The local Inuit population have started to notice the warmer summers, the earlier break-up of the ice in spring, and extensive areas of melting permafrost in places like Alaska and Siberia. This in turn is affecting their hunting season, foundations of properties and other infrastructure in the region. Arctic sea ice has been measured by the National Snow and Ice Data Centre (NSIDC) and NASA, using satellite data, and the findings are that massive reductions in sea ice are occurring at the end of the northern summer.
The sea ice extends to about 15,000,000 square kilometres (5,792,000 square miles) during winter, and down to an average 7,000,000 square kilometres (2,703,000 square miles) during the summer. It therefore loses just over fifty per cent of ice cover after the summer melt season. The annual average extent of Arctic sea ice has decreased by about three per cent per decade since about 1980, which is the equivalent of an area of about 750,000 square kilometres (289,575 square miles). The amount of ice left after the summer melt is also decreasing by about 7.7 per cent each decade.
NSIDC measures Arctic sea-ice extent, or the area of ocean that is covered by at least fifteen per cent ice, which typically reaches its minimum in September, at the end of the summer melt season.
In 2007, NSIDC data reveals that Arctic sea ice during the 2007 melt season plummeted to the lowest levels since satellite measurements began in 1979. The September sea-ice minimum went down to 4,130,000 square kilometres (1,594,000 square miles), the lowest September on record, shattering the previous record for the month, set in 2005, by twenty-three per cent. Computer models however have predicted the Arctic will be ice-free in the summer months from 2080 if the overall warming trend continues.
In March 2007, a fire onboard the British nuclear submarine HMS Tireless forced it to the surface. Two sailors died in the explosion. The Navy had been conducting tests under the Arctic and the data retrieved indicated that the summer Arctic sea ice may actually be gone by as soon as 2020. This however appears to be a worst-case scenario.
Arctic sea ice is about 2 to 3 metres (6.5 to 9.8 feet) thick on average, so a loss of 7,000,000 square kilometres (2,703,000 square miles) times 2.5 metres (8.2 feet) (thickness) is a considerable amount of water. Melting sea ice however does not necessarily add much to sea-level rise when it melts, much like melting ice cubes in a glass do not cause the glass to overflow. Melting glaciers and ice-covered continents however are a different matter and when they melt, sea levels will rise.

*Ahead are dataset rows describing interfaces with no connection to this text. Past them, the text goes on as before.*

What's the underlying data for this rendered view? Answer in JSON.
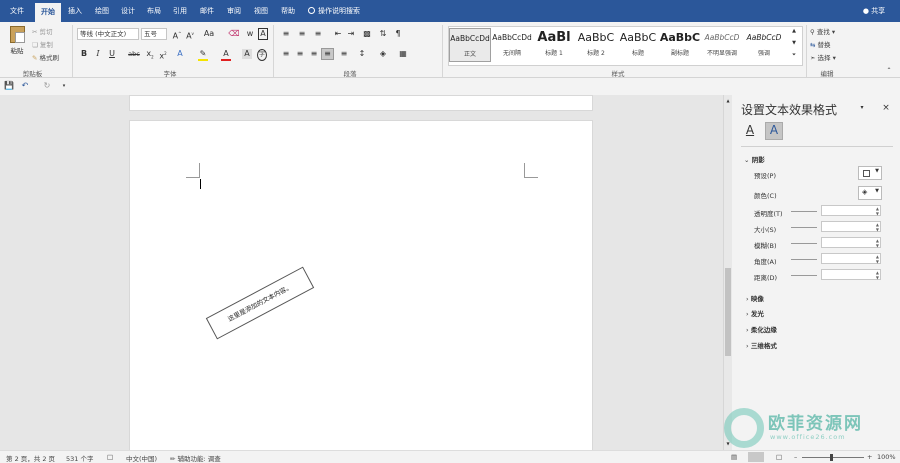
{
  "tabs": [
    "文件",
    "开始",
    "插入",
    "绘图",
    "设计",
    "布局",
    "引用",
    "邮件",
    "审阅",
    "视图",
    "帮助"
  ],
  "tellme": "操作说明搜索",
  "share": "共享",
  "clipboard": {
    "paste": "粘贴",
    "cut": "剪切",
    "copy": "复制",
    "format_painter": "格式刷",
    "group": "剪贴板"
  },
  "font": {
    "name": "等线 (中文正文)",
    "size": "五号",
    "group": "字体"
  },
  "paragraph": {
    "group": "段落"
  },
  "styles": {
    "group": "样式",
    "items": [
      {
        "preview": "AaBbCcDd",
        "name": "正文"
      },
      {
        "preview": "AaBbCcDd",
        "name": "无间隔"
      },
      {
        "preview": "AaBl",
        "name": "标题 1"
      },
      {
        "preview": "AaBbC",
        "name": "标题 2"
      },
      {
        "preview": "AaBbC",
        "name": "标题"
      },
      {
        "preview": "AaBbC",
        "name": "副标题"
      },
      {
        "preview": "AaBbCcD",
        "name": "不明显强调"
      },
      {
        "preview": "AaBbCcD",
        "name": "强调"
      }
    ]
  },
  "editing": {
    "find": "查找",
    "replace": "替换",
    "select": "选择",
    "group": "编辑"
  },
  "document": {
    "textbox_text": "这里是添加的文本内容。"
  },
  "pane": {
    "title": "设置文本效果格式",
    "shadow": {
      "heading": "阴影",
      "preset": "预设(P)",
      "color": "颜色(C)",
      "transparency": "透明度(T)",
      "size": "大小(S)",
      "blur": "模糊(B)",
      "angle": "角度(A)",
      "distance": "距离(D)"
    },
    "sections": [
      "映像",
      "发光",
      "柔化边缘",
      "三维格式"
    ]
  },
  "status": {
    "page": "第 2 页，共 2 页",
    "words": "531 个字",
    "language": "中文(中国)",
    "accessibility": "辅助功能: 调查",
    "zoom": "100%"
  },
  "watermark": {
    "brand": "欧菲资源网",
    "url": "www.office26.com"
  },
  "colors": {
    "accent": "#2b579a",
    "ribbon_bg": "#f3f3f3"
  }
}
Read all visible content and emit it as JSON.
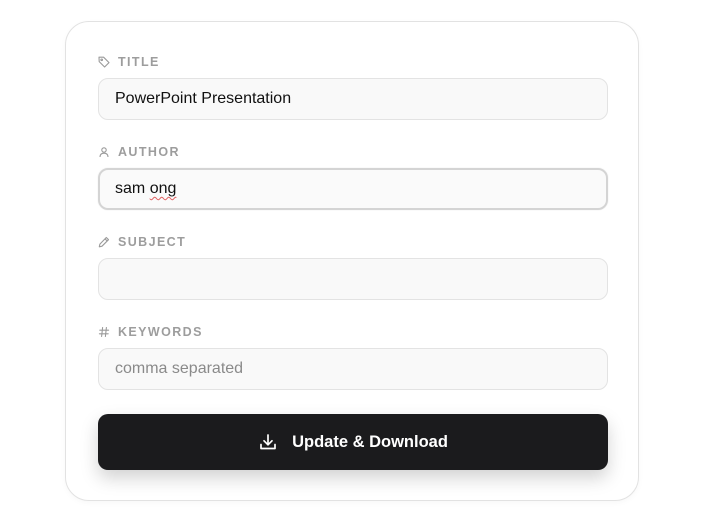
{
  "form": {
    "title": {
      "label": "TITLE",
      "icon": "tag-icon",
      "value": "PowerPoint Presentation"
    },
    "author": {
      "label": "AUTHOR",
      "icon": "user-icon",
      "value_word1": "sam",
      "value_word2": "ong"
    },
    "subject": {
      "label": "SUBJECT",
      "icon": "pencil-icon",
      "value": ""
    },
    "keywords": {
      "label": "KEYWORDS",
      "icon": "hash-icon",
      "value": "",
      "placeholder": "comma separated"
    },
    "submit": {
      "label": "Update & Download",
      "icon": "download-icon"
    }
  },
  "colors": {
    "button_bg": "#1b1b1d",
    "label": "#9d9d9d",
    "input_bg": "#f9f9f9",
    "spell_error": "#e06060"
  }
}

A new NASA-led study found a twenty-three per cent loss in the extent of the Arctic’s thick year-round sea ice cover during the past two winters. The scientists discovered less perennial sea ice in March 2007 than ever before. This drastic reduction is the primary cause of this summer’s fastest-ever sea-ice retreat on record and subsequent smallest-ever extent of total Arctic coverage.
Record summer melting has also meant that the usually frozen Northwest Passage waterway, which connects the Atlantic to the Pacific, has become fully navigable, a fact that may raise tensions between Canada, which maintains that the waterway lies in its territorial waters, and other countries in the region. The race is now on to exploit the Arctic’s natural resources as oil companies drill for oil there. A disaster along the lines of the Deepwater-Horizon spill, would be cataclysmic.
For a recent news article showing stark photographic differences over time between Himalayan glaciers, click here.
For more information, check out THE A-Z OF GLOBAL WARMING, the above article is taken from chapter N – No More Ice!
Alternatively for a fast paced eco-thriller, involving a race to prevent the Arctic from melting, try TIPPING POINT.